I Just Feel Like Crying All the Time

I've found it terribly upsetting watching the news in recent days – terrorism, random acts of violence and the horrors of increasing poverty and civil war. For a variety of reasons I also have had to slow down lately. It has given me the time and space I‘ve needed to be thinking a lot about how all this impacts on the therapy I do. In the midst of the world's insanity, how am I doing at helping people create environments where they can grow emotionally?

Doing therapy in this moment is a strangely conflicted experience that is hard to describe: I’m emotionally raw, and yet also more present, relaxed, emotionally connected and attentive to my patients. I wonder if my group therapy patients notice? Maybe they see other changes that I can't see in how I am with them. Maybe they can’t.

My patients are also expressing a heightened emotionality, and it’s all over the place emotionally speaking. “I just feel like crying all the time,” said one of my clients, “What do you think is going on?” She begins to cry and say, “It’s how I’m living my life and then the whole world is crashing.” “Hmmm.” I am paying attention to the totality of what she is talking about.

It does drive home who we are as human beings—our emotionality is not inside of us. It’s socially and culturally created. My therapy group considers how our emotionality is created in and of the world. She just can’t stop crying about it all. That seems ok right now. The group is there for her.

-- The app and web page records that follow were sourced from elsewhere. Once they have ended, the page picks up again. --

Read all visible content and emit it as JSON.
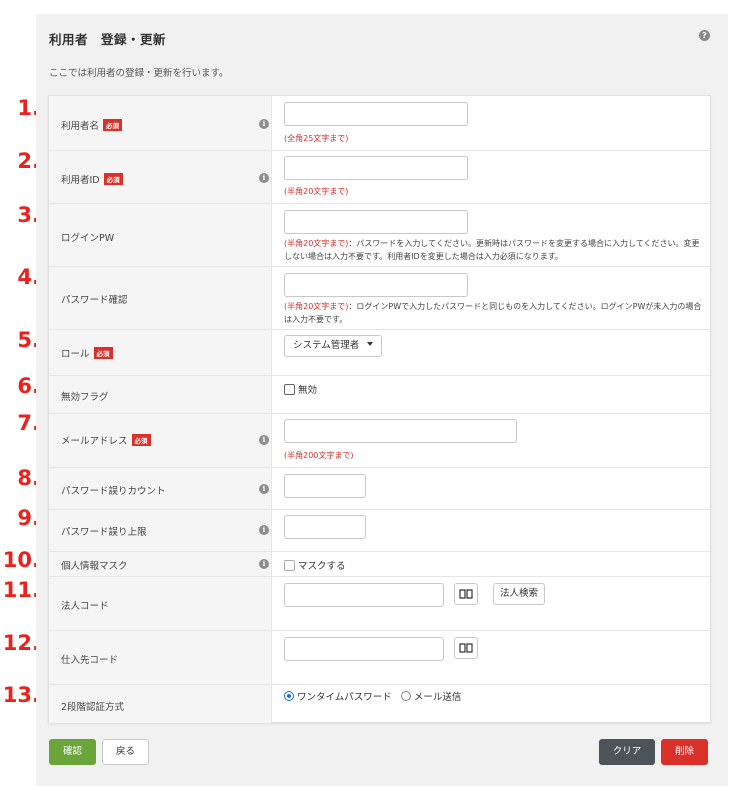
{
  "page": {
    "title": "利用者　登録・更新",
    "help_icon": "?",
    "description": "ここでは利用者の登録・更新を行います。"
  },
  "required_badge": "必須",
  "info_icon": "i",
  "markers": [
    "1.",
    "2.",
    "3.",
    "4.",
    "5.",
    "6.",
    "7.",
    "8.",
    "9.",
    "10.",
    "11.",
    "12.",
    "13."
  ],
  "fields": {
    "user_name": {
      "label": "利用者名",
      "value": "",
      "hint": "(全角25文字まで)"
    },
    "user_id": {
      "label": "利用者ID",
      "value": "",
      "hint": "(半角20文字まで)"
    },
    "login_pw": {
      "label": "ログインPW",
      "value": "",
      "hint_red": "(半角20文字まで)",
      "hint_text": "：パスワードを入力してください。更新時はパスワードを変更する場合に入力してください。変更しない場合は入力不要です。利用者IDを変更した場合は入力必須になります。"
    },
    "pw_confirm": {
      "label": "パスワード確認",
      "value": "",
      "hint_red": "(半角20文字まで)",
      "hint_text": "：ログインPWで入力したパスワードと同じものを入力してください。ログインPWが未入力の場合は入力不要です。"
    },
    "role": {
      "label": "ロール",
      "selected": "システム管理者"
    },
    "disabled_flag": {
      "label": "無効フラグ",
      "checkbox_label": "無効",
      "checked": false
    },
    "email": {
      "label": "メールアドレス",
      "value": "",
      "hint": "(半角200文字まで)"
    },
    "pw_error_count": {
      "label": "パスワード誤りカウント",
      "value": ""
    },
    "pw_error_limit": {
      "label": "パスワード誤り上限",
      "value": ""
    },
    "pii_mask": {
      "label": "個人情報マスク",
      "checkbox_label": "マスクする",
      "checked": false
    },
    "corp_code": {
      "label": "法人コード",
      "value": "",
      "search_label": "法人検索",
      "book_icon": "book-icon"
    },
    "supplier_code": {
      "label": "仕入先コード",
      "value": "",
      "book_icon": "book-icon"
    },
    "two_factor": {
      "label": "2段階認証方式",
      "options": [
        "ワンタイムパスワード",
        "メール送信"
      ],
      "selected": "ワンタイムパスワード"
    }
  },
  "actions": {
    "confirm": "確認",
    "back": "戻る",
    "clear": "クリア",
    "delete": "削除"
  },
  "colors": {
    "required": "#d9302a",
    "hint_red": "#d9302a",
    "confirm": "#6ba53a",
    "clear": "#4d5459",
    "delete": "#d9302a",
    "marker": "#e8231e"
  }
}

Another client told the group that he had broken down crying this week in the street. It was completely “out of character” for him, and he was deeply embarrassed by it. Now he was talking about this humiliation with his group. I felt really happy about it. Perhaps we had been able to create an environment that allowed him to express his sadness and to say how isolated and disconnected he felt from everyone in his life? He told me in our intake session that he wanted to be in group therapy to learn to be with others. It was excruciating for him to be more intimate, as it is for many of us. Sometimes I think therapists are isolated as well. There is very little written about the therapist’s experience.

Another long-time client told the group that she was “completely falling apart.” She shared her fears for her friends in Paris and the many anxieties she’d been experiencing in recent days. With the anxiety had come deep sadness. She was feeling terribly vulnerable and that was super hard for her. I had something I wanted to say to her that I had been thinking about for over two years. I was still not so sure it would be helpful and was reticent to say it. I decided to find out what she thought. I would not make the decision without her. I asked, “So I don’t know if this would be helpful. I just have a sense that it might help your anxiety. Should we do this?”

She and the group told me to go for it. “I think your mother (who we have never talked about much) was very cruel to you when you were most vulnerable. It makes some sense to me that you would be frightened now. I think it has something to do with how hard this period of your life is now,” I said. She wanted to know if what I was saying was “the truth.” I told her I didn’t know. I was suggesting that we play with my hunch – turn it upside-down, inside-out, and use it to explore. No truth telling here. So we did. She cried and cried and cried. I felt like crying with her.

In therapy you have the privilege of helping people who are in some serious pain. Many are holding onto emotional energy – sadness, rage, fear, pity – shutting down and repressing it. Yes, we occasionally “vent” and “let off steam." But for most of us, the number of social contexts in which we can explore and go somewhere new with our emotions are few to non-existent. So we shut down or settle for the “truth” of what really happened as if we could know.

While the severity of pain varies, virtually everyone I meet needs more creative ways to be in their lives and in their pain. That’s what motivates me as a therapist, to support a process of emotional liberation – to support people who have lost touch with themselves as creative beings to take risks with others and do our relationships in new ways.

I include in this growth prescription relationships between therapists and patients. Certainly it is the case that I need to keep growing. I think I am. It doesn't always feel good. Sometimes it feels downright awful. Being emotionally connected includes feeling the intensity of pain and limitation. What makes it all worthwhile is empowering people to take a shot at developing our humanity together.